A Manchester street will provide a glimpse into a cashless future tomorrow when its merchants ban notes and coins for one day.
Kudos to Handepay! One would have expected the likes of Zapp or Powa to be first to do such a trial.
Standard contactless chip & PIN machines are the best route for grocers, bakers and laundretttes. Mobile POS linked to smartphones (the mPOWA route) is unusable in most real-world retail environments - too slow, too complex.
Handepay have done a great job in organising and publicising this event!
A cashless society is so close I can almost touch it. There is no question in my mind that a globe without cash is within reach. Two months ago in Australia I signed up for a cashless purchasing card for a new drink and snack food vending machine trial by
Coka-Cola Amatil. that also have an app for my iphone. Both the card and the app are joined to the one account. I can check all past transactions, set up auto pay with a credit card or pay manually. I can use any card and even use PayPal to top up.
The merchants aren't banning cash for the day. From the Guardian a few quotes from business owners, first a deli owner "...given that we have a minimum value of £5 to pay by card, I don't think it will be possible to go completely cashless..." A newsagent
"...if someone doesn't want to pay by card, or is unable to, they will of course be able to pay with cash - you're not going to turn trade away" a pizza restaurant owner "...we are going to encourage all our customers to enter the spirit of the day and pay
"...merchants ban notes and coins for one day". One day - how lame is that? Private zones are far more promising for cashless to happen than high streets: A leading bank with its tech center located a few miles south of Manchester has been cashless - every

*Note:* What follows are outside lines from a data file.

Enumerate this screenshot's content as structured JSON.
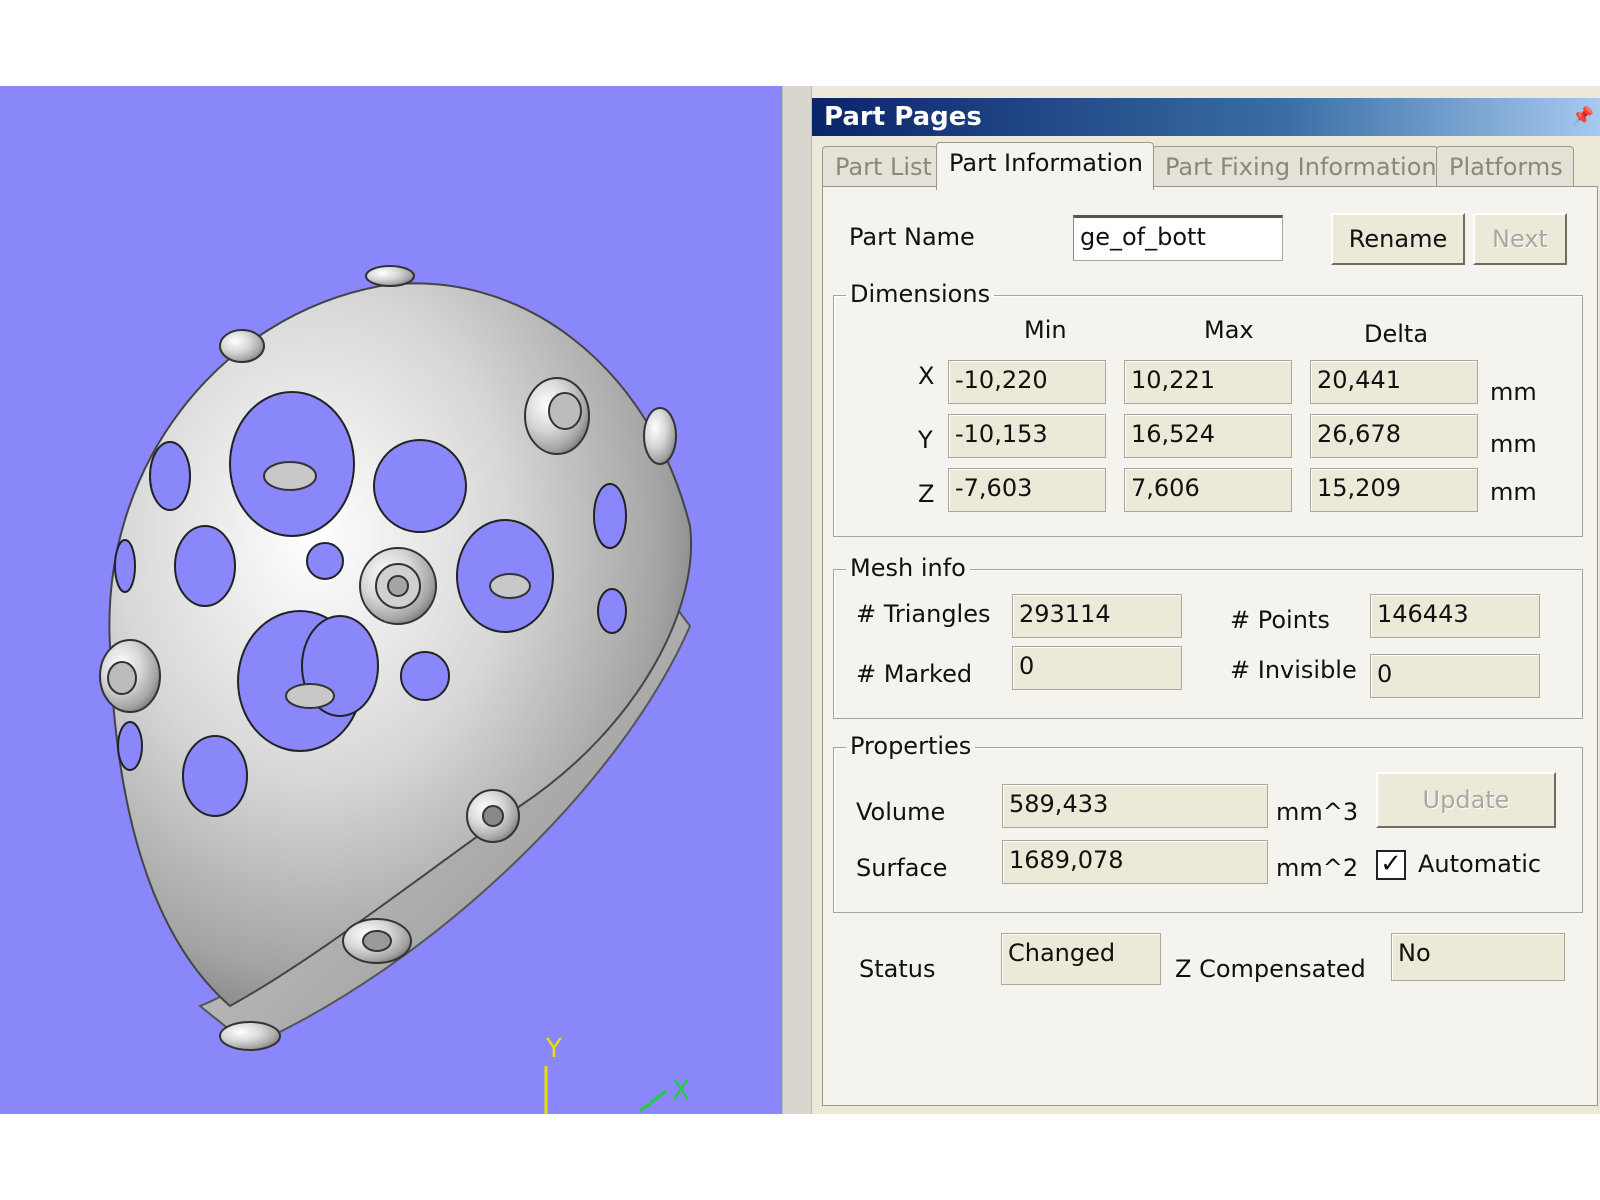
{
  "viewport": {
    "background": "#8a87fb",
    "axis_y_label": "Y",
    "axis_x_label": "X"
  },
  "panel": {
    "title": "Part Pages",
    "tabs": [
      {
        "label": "Part List",
        "active": false
      },
      {
        "label": "Part Information",
        "active": true
      },
      {
        "label": "Part Fixing Information",
        "active": false
      },
      {
        "label": "Platforms",
        "active": false
      }
    ],
    "part_name_label": "Part Name",
    "part_name_value": "ge_of_bott",
    "rename_label": "Rename",
    "next_label": "Next",
    "dimensions": {
      "title": "Dimensions",
      "col_min": "Min",
      "col_max": "Max",
      "col_delta": "Delta",
      "rows": [
        {
          "axis": "X",
          "min": "-10,220",
          "max": "10,221",
          "delta": "20,441",
          "unit": "mm"
        },
        {
          "axis": "Y",
          "min": "-10,153",
          "max": "16,524",
          "delta": "26,678",
          "unit": "mm"
        },
        {
          "axis": "Z",
          "min": "-7,603",
          "max": "7,606",
          "delta": "15,209",
          "unit": "mm"
        }
      ]
    },
    "mesh": {
      "title": "Mesh info",
      "triangles_label": "# Triangles",
      "triangles": "293114",
      "points_label": "# Points",
      "points": "146443",
      "marked_label": "# Marked",
      "marked": "0",
      "invisible_label": "# Invisible",
      "invisible": "0"
    },
    "properties": {
      "title": "Properties",
      "volume_label": "Volume",
      "volume": "589,433",
      "volume_unit": "mm^3",
      "surface_label": "Surface",
      "surface": "1689,078",
      "surface_unit": "mm^2",
      "update_label": "Update",
      "automatic_label": "Automatic",
      "automatic_checked": true,
      "check_mark": "✓"
    },
    "status_label": "Status",
    "status_value": "Changed",
    "zcomp_label": "Z Compensated",
    "zcomp_value": "No"
  }
}
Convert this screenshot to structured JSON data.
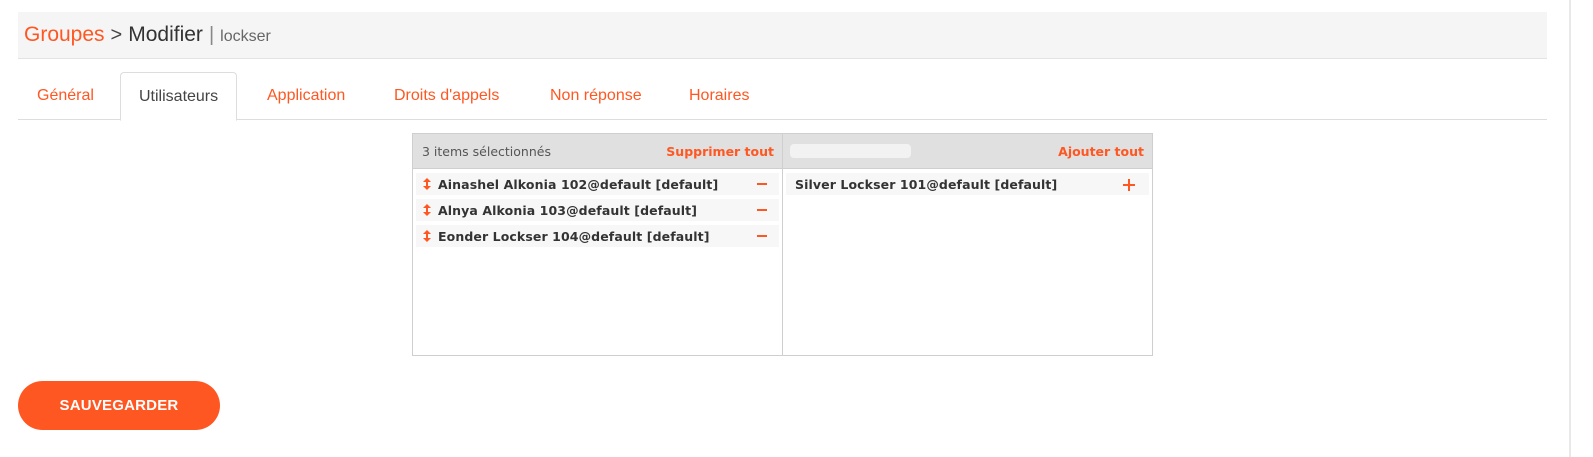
{
  "breadcrumb": {
    "root": "Groupes",
    "separator": ">",
    "current": "Modifier",
    "divider": "|",
    "subject": "lockser"
  },
  "tabs": [
    {
      "label": "Général"
    },
    {
      "label": "Utilisateurs",
      "active": true
    },
    {
      "label": "Application"
    },
    {
      "label": "Droits d'appels"
    },
    {
      "label": "Non réponse"
    },
    {
      "label": "Horaires"
    }
  ],
  "selected_pane": {
    "count_text": "3 items sélectionnés",
    "action_label": "Supprimer tout",
    "items": [
      {
        "label": "Ainashel Alkonia 102@default [default]"
      },
      {
        "label": "Alnya Alkonia 103@default [default]"
      },
      {
        "label": "Eonder Lockser 104@default [default]"
      }
    ]
  },
  "available_pane": {
    "search_value": "",
    "action_label": "Ajouter tout",
    "items": [
      {
        "label": "Silver Lockser 101@default [default]"
      }
    ]
  },
  "save_button": {
    "label": "SAUVEGARDER"
  },
  "colors": {
    "accent": "#ff5722",
    "header_bg": "#f5f5f5",
    "pane_header_bg": "#e0e0e0"
  }
}
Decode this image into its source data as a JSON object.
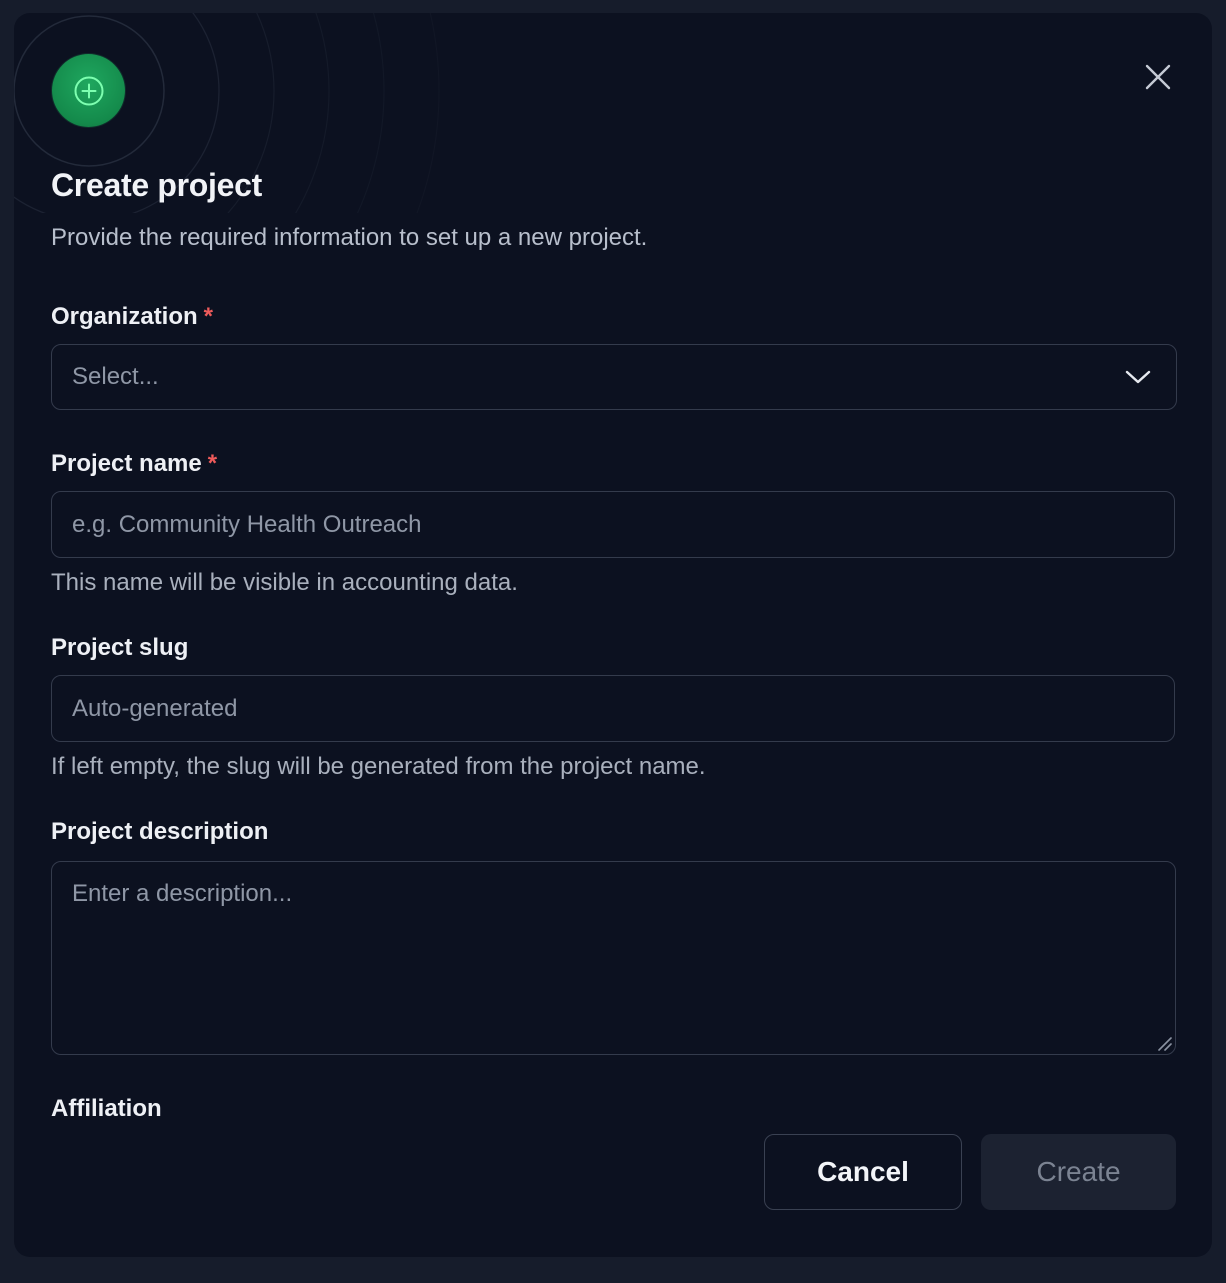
{
  "dialog": {
    "title": "Create project",
    "subtitle": "Provide the required information to set up a new project.",
    "header_icon": "plus-circle-icon",
    "close_icon": "close-icon",
    "accent_color": "#148a4b"
  },
  "form": {
    "organization": {
      "label": "Organization",
      "required_mark": "*",
      "placeholder": "Select...",
      "icon": "chevron-down-icon"
    },
    "project_name": {
      "label": "Project name",
      "required_mark": "*",
      "placeholder": "e.g. Community Health Outreach",
      "hint": "This name will be visible in accounting data."
    },
    "project_slug": {
      "label": "Project slug",
      "placeholder": "Auto-generated",
      "hint": "If left empty, the slug will be generated from the project name."
    },
    "project_description": {
      "label": "Project description",
      "placeholder": "Enter a description..."
    },
    "affiliation": {
      "label": "Affiliation"
    }
  },
  "actions": {
    "cancel_label": "Cancel",
    "create_label": "Create"
  }
}
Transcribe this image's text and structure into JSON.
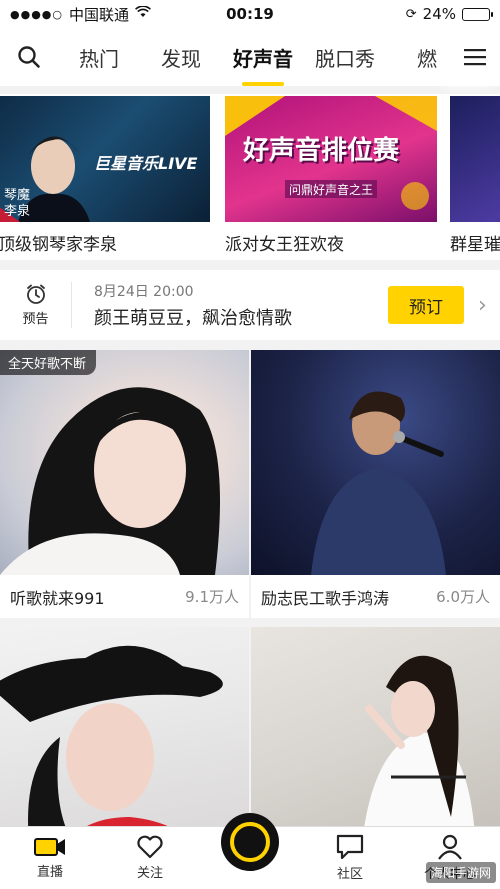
{
  "status_bar": {
    "signal": "●●●●○",
    "carrier": "中国联通",
    "wifi_icon": "wifi-icon",
    "time": "00:19",
    "battery_text": "24%",
    "battery_level": 0.24
  },
  "nav": {
    "tabs": [
      {
        "label": "热门"
      },
      {
        "label": "发现"
      },
      {
        "label": "好声音",
        "active": true
      },
      {
        "label": "脱口秀"
      },
      {
        "label": "燃"
      }
    ]
  },
  "banners": [
    {
      "caption": "顶级钢琴家李泉",
      "art_title": "巨星音乐LIVE",
      "art_sub": "琴魔 李泉"
    },
    {
      "caption": "派对女王狂欢夜",
      "art_title": "好声音排位赛",
      "art_sub": "问鼎好声音之王"
    },
    {
      "caption": "群星璀"
    }
  ],
  "reminder": {
    "label": "预告",
    "date": "8月24日 20:00",
    "title": "颜王萌豆豆，飙治愈情歌",
    "button": "预订"
  },
  "cards": [
    {
      "name": "听歌就来991",
      "count": "9.1万人",
      "tag": "全天好歌不断"
    },
    {
      "name": "励志民工歌手鸿涛",
      "count": "6.0万人"
    },
    {
      "name": "",
      "count": ""
    },
    {
      "name": "",
      "count": ""
    }
  ],
  "tabbar": {
    "items": [
      {
        "label": "直播"
      },
      {
        "label": "关注"
      },
      {
        "label": ""
      },
      {
        "label": "社区"
      },
      {
        "label": "个人中心"
      }
    ]
  },
  "watermark": "海阳手游网",
  "colors": {
    "accent": "#ffd200"
  }
}
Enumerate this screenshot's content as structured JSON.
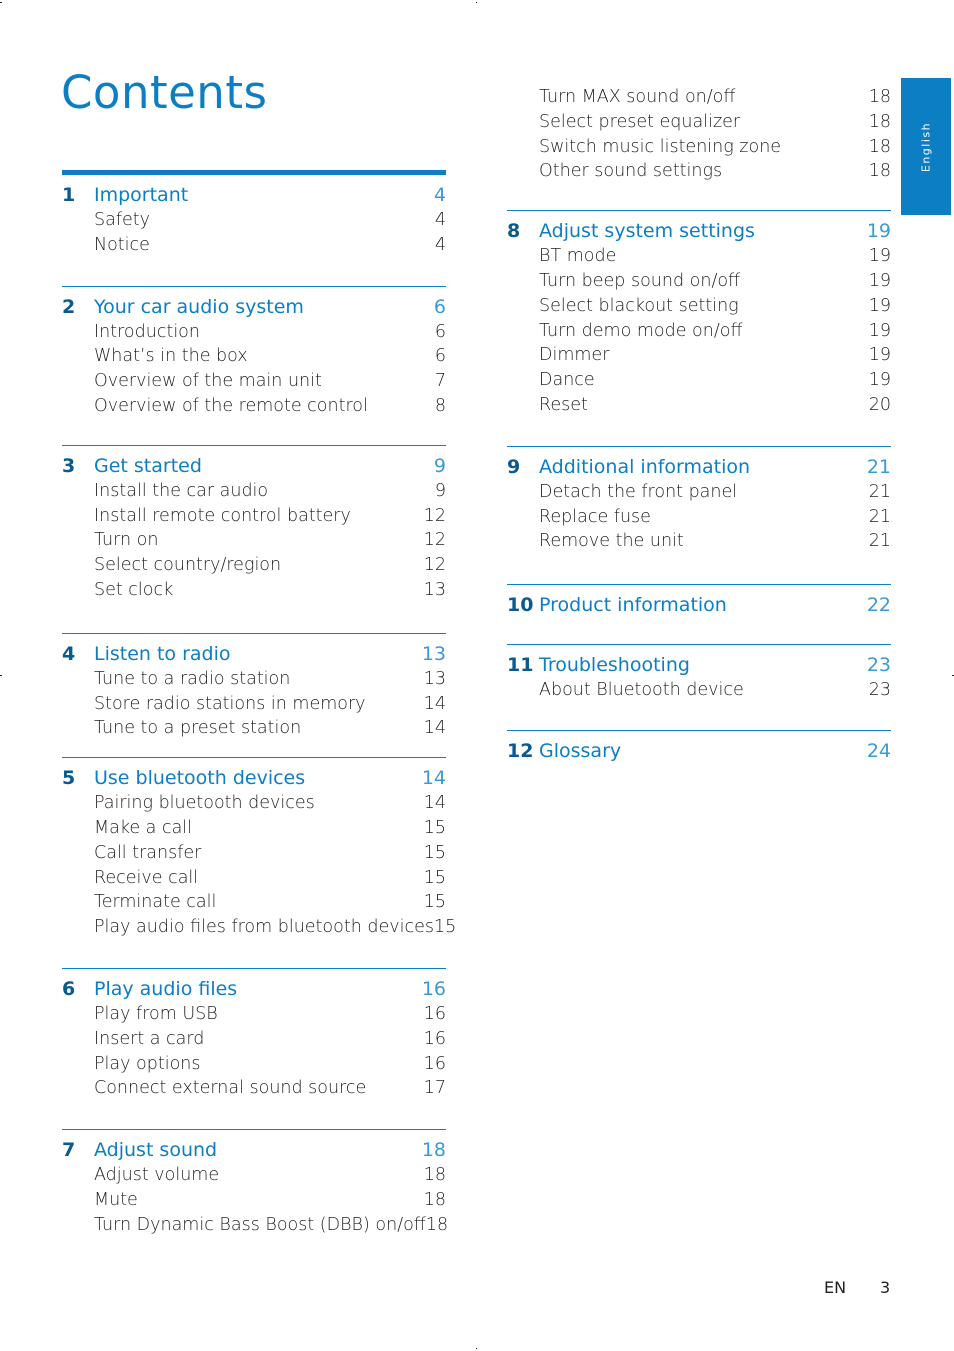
{
  "page_title": "Contents",
  "language_tab": "English",
  "colors": {
    "accent": "#0b7ec4",
    "number": "#0a5a8f",
    "text": "#231f20"
  },
  "left_column": [
    {
      "num": "1",
      "title": "Important",
      "page": "4",
      "items": [
        {
          "label": "Safety",
          "page": "4"
        },
        {
          "label": "Notice",
          "page": "4"
        }
      ]
    },
    {
      "num": "2",
      "title": "Your car audio system",
      "page": "6",
      "items": [
        {
          "label": "Introduction",
          "page": "6"
        },
        {
          "label": "What’s in the box",
          "page": "6"
        },
        {
          "label": "Overview of the main unit",
          "page": "7"
        },
        {
          "label": "Overview of the remote control",
          "page": "8"
        }
      ]
    },
    {
      "num": "3",
      "title": "Get started",
      "page": "9",
      "items": [
        {
          "label": "Install the car audio",
          "page": "9"
        },
        {
          "label": "Install remote control battery",
          "page": "12"
        },
        {
          "label": "Turn on",
          "page": "12"
        },
        {
          "label": "Select country/region",
          "page": "12"
        },
        {
          "label": "Set clock",
          "page": "13"
        }
      ]
    },
    {
      "num": "4",
      "title": "Listen to radio",
      "page": "13",
      "items": [
        {
          "label": "Tune to a radio station",
          "page": "13"
        },
        {
          "label": "Store radio stations in memory",
          "page": "14"
        },
        {
          "label": "Tune to a preset station",
          "page": "14"
        }
      ]
    },
    {
      "num": "5",
      "title": "Use bluetooth devices",
      "page": "14",
      "items": [
        {
          "label": "Pairing bluetooth devices",
          "page": "14"
        },
        {
          "label": "Make a call",
          "page": "15"
        },
        {
          "label": "Call transfer",
          "page": "15"
        },
        {
          "label": "Receive call",
          "page": "15"
        },
        {
          "label": "Terminate call",
          "page": "15"
        },
        {
          "label": "Play audio files from bluetooth devices",
          "page": "15"
        }
      ]
    },
    {
      "num": "6",
      "title": "Play audio files",
      "page": "16",
      "items": [
        {
          "label": "Play from USB",
          "page": "16"
        },
        {
          "label": "Insert a card",
          "page": "16"
        },
        {
          "label": "Play options",
          "page": "16"
        },
        {
          "label": "Connect external sound source",
          "page": "17"
        }
      ]
    },
    {
      "num": "7",
      "title": "Adjust sound",
      "page": "18",
      "items": [
        {
          "label": "Adjust volume",
          "page": "18"
        },
        {
          "label": "Mute",
          "page": "18"
        },
        {
          "label": "Turn Dynamic Bass Boost (DBB) on/off",
          "page": "18"
        }
      ]
    }
  ],
  "right_column_continued_items": [
    {
      "label": "Turn MAX sound on/off",
      "page": "18"
    },
    {
      "label": "Select preset equalizer",
      "page": "18"
    },
    {
      "label": "Switch music listening zone",
      "page": "18"
    },
    {
      "label": "Other sound settings",
      "page": "18"
    }
  ],
  "right_column": [
    {
      "num": "8",
      "title": "Adjust system settings",
      "page": "19",
      "items": [
        {
          "label": "BT mode",
          "page": "19"
        },
        {
          "label": "Turn beep sound on/off",
          "page": "19"
        },
        {
          "label": "Select blackout setting",
          "page": "19"
        },
        {
          "label": "Turn demo mode on/off",
          "page": "19"
        },
        {
          "label": "Dimmer",
          "page": "19"
        },
        {
          "label": "Dance",
          "page": "19"
        },
        {
          "label": "Reset",
          "page": "20"
        }
      ]
    },
    {
      "num": "9",
      "title": "Additional information",
      "page": "21",
      "items": [
        {
          "label": "Detach the front panel",
          "page": "21"
        },
        {
          "label": "Replace fuse",
          "page": "21"
        },
        {
          "label": "Remove the unit",
          "page": "21"
        }
      ]
    },
    {
      "num": "10",
      "title": "Product information",
      "page": "22",
      "items": []
    },
    {
      "num": "11",
      "title": "Troubleshooting",
      "page": "23",
      "items": [
        {
          "label": "About Bluetooth device",
          "page": "23"
        }
      ]
    },
    {
      "num": "12",
      "title": "Glossary",
      "page": "24",
      "items": []
    }
  ],
  "footer": {
    "language": "EN",
    "page_number": "3"
  }
}
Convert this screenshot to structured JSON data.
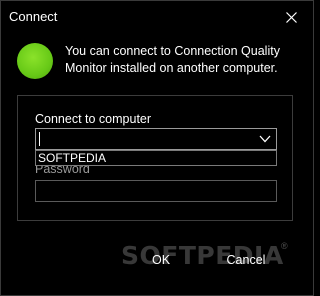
{
  "window": {
    "title": "Connect",
    "close_icon": "close-icon"
  },
  "status": {
    "color": "#67c917",
    "icon": "status-dot"
  },
  "message": "You can connect to Connection Quality Monitor installed on another computer.",
  "form": {
    "computer_label": "Connect to computer",
    "computer_value": "",
    "dropdown_options": [
      "SOFTPEDIA"
    ],
    "password_label": "Password",
    "password_value": ""
  },
  "buttons": {
    "ok_label": "OK",
    "cancel_label": "Cancel"
  },
  "watermark": {
    "text": "SOFTPEDIA",
    "registered": "®"
  }
}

day since 2007. On another note, will these merchants tell us how they found "the morning after the night before".
Competitive base, double OTENew York City, NY. USA
© Finextra Research 2015